You need to be proactive. You need to establish a relationship with your Insurance company and managed care person before you need help or have a problem. I promise you that it will save you a great deal of time, frustration and aggravation.
Find a day when you are calm and collected and not rushed and harried. I suggest you avoid Mondays and Fridays as those are the craziest days to contact any Insurance company. So get some coffee, a pad and pencil and be prepared to spend a couple of hours on the phone. Make sure you have prepared your part. Do you have your policy numbers, group plan numbers, social security number and the date you became enrolled in the plan? Have it in front of you before you make the call.
Then ask yourself some questions. What do you want from the company? What do you need now and what will you want them to do for you in the future? Are you submitting a claim for care that you have had or need to have now or are you looking for information to prepare for the day you need something?
Calling a company when they have denied a claim or you feel they have made a mistake is a completely different situation than establishing a plan of care or a relationship for the future.

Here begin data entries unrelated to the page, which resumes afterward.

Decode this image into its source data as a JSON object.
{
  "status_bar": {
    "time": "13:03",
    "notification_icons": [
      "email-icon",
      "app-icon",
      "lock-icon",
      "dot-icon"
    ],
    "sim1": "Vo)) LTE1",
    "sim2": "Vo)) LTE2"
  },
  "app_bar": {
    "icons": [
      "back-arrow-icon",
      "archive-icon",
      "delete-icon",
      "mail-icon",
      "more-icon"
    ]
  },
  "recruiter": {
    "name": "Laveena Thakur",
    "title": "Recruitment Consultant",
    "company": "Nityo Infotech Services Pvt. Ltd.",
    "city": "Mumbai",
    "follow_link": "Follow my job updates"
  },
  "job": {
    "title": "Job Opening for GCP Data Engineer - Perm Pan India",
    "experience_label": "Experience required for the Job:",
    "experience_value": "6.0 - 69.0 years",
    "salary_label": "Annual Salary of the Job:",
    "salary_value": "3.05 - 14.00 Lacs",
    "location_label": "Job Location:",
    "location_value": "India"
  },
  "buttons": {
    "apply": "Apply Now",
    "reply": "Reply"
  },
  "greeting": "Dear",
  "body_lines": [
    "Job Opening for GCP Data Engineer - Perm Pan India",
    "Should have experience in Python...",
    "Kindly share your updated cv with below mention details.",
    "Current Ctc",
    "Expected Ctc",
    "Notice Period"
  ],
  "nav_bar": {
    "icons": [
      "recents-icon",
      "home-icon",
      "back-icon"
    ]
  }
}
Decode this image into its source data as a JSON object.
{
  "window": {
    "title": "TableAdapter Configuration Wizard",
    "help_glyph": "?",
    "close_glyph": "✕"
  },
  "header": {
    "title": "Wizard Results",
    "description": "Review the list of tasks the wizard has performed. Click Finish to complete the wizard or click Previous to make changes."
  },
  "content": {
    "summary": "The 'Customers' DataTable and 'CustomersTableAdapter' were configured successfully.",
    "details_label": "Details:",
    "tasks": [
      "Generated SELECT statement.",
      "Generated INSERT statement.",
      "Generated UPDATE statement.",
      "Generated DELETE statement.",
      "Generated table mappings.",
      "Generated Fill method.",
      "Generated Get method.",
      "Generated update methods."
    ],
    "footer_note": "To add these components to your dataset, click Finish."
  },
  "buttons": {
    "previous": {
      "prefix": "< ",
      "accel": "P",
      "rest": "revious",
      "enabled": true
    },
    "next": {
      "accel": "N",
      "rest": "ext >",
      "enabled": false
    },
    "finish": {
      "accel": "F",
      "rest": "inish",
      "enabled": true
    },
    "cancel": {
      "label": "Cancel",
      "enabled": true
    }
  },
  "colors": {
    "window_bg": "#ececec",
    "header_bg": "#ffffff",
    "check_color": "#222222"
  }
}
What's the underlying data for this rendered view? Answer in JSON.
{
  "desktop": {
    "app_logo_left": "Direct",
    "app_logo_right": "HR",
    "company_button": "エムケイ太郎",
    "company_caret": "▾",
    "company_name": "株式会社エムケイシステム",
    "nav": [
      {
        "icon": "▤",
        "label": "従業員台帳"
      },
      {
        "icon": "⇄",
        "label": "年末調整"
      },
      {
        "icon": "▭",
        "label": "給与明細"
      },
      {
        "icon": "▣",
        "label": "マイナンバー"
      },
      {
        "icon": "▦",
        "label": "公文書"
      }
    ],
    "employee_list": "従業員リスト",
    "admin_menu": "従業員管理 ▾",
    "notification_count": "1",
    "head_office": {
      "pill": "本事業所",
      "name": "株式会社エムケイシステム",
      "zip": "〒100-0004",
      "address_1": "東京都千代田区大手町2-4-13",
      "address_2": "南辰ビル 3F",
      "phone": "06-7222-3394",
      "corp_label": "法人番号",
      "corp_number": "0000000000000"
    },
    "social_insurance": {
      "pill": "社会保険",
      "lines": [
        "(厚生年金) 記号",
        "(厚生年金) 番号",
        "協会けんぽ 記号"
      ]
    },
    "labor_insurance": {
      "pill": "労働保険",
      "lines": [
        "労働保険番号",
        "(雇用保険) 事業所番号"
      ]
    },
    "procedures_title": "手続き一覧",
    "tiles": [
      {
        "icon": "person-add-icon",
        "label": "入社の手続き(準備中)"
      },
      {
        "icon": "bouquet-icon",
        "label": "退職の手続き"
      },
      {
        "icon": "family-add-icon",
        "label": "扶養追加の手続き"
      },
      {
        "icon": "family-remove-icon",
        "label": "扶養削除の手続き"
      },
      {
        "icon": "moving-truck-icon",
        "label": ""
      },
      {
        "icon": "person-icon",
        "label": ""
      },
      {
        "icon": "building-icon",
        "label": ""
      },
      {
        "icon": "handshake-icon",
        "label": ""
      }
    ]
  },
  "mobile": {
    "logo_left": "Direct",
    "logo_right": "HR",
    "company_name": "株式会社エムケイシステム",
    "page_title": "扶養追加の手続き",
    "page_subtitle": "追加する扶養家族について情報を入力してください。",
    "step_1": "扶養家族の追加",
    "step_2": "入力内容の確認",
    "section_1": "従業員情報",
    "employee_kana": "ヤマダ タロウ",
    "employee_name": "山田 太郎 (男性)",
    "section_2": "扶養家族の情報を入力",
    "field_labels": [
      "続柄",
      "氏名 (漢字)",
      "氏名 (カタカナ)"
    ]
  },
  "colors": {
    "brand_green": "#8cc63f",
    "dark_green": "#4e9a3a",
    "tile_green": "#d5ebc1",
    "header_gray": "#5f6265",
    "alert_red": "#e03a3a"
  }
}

I suggest you contact the company at this time and ask to speak to your Managed Care person or case worker, or what ever title the company gives them. Remember at this point you are going to be patient and not upset or angry when you get transferred from person to person for a while. I know you hate to deal with recorded instructions but that is the way the world works now. It will not help to scream at the machine. Listen to all the instructions and do ask they ask.
Be persistent and take the time to explain who you are looking for. You want to actually talk to the person, if possible who will be following your claims and approving or disapproving the expenditures in the future.
When you get to the proper person remember this person will be an important part of you diabetes care management. Introduce yourself and tell them why you are calling. Explain that you know diabetes care can be expensive and that you will be making every effort to care for yourself and keep your self well and out of hospitals.
You have become educated about your diabetes and will be making regular visits to your health care provider, testing your blood and keeping as good glucose control as possible. You then talk about your expectations from them. You expect them to pay for your regular healthcare, education and covered supplies, (and exactly what do they cover) and to partner in your diabetes maintenance. After all, this plan is intended to help save them money in the long run. (Since we can now prove that tight control of glucose will help them avoid complications that are very expensive.)
You then explain that you will call a couple of times of year to tell them how you are doing.
Does this sound like a fantasy to you. I have known many of my patients to follow through with this and been quite successful. It is far more reasonable that calling the companies from an emergency room or during a bad episode in the doctors office when you are ill. It works better than when you are furious after a claim has been denied and try to explain things to a person who does not really know the rules and regulations have changed in your state since legislation was passed last year. I often give patients copies of the state legislation and requirements so they can send copies to the person in billing who denied or might deny their claim.
I have met wonderful people in the Insurance and Managed care sector who are grateful to establish contact with patients at this level. I have even conducted seminars for companies that asked me to educate their caseworkers on how to deal with people with diabetes more effectively.
If you are a person with diabetes this advice may save you a difficult experience in the future and give you and opportunity to take more control of your own health care.
If you are a health care provider this might give you some insight as to what kind of information your patient really needs to survive the health care arena.
Try it. It just might save you a lot of time, energy and aggravation.
Ginger Kanzer Lewis has been teaching people with Diabetes for almost thirty years. She is a Registered Nurse with a Masters Degree in Education from Harvard University and Certification in both Diabetes and Continuing Education and Staff Development. Ginger has spent over twenty years teaching educational methodology to health care professionals while working as Director of Staff Development or Education in Hospitals through out the North East. Ginger is the immediate Past President of AADE and is a well known national and international speaker.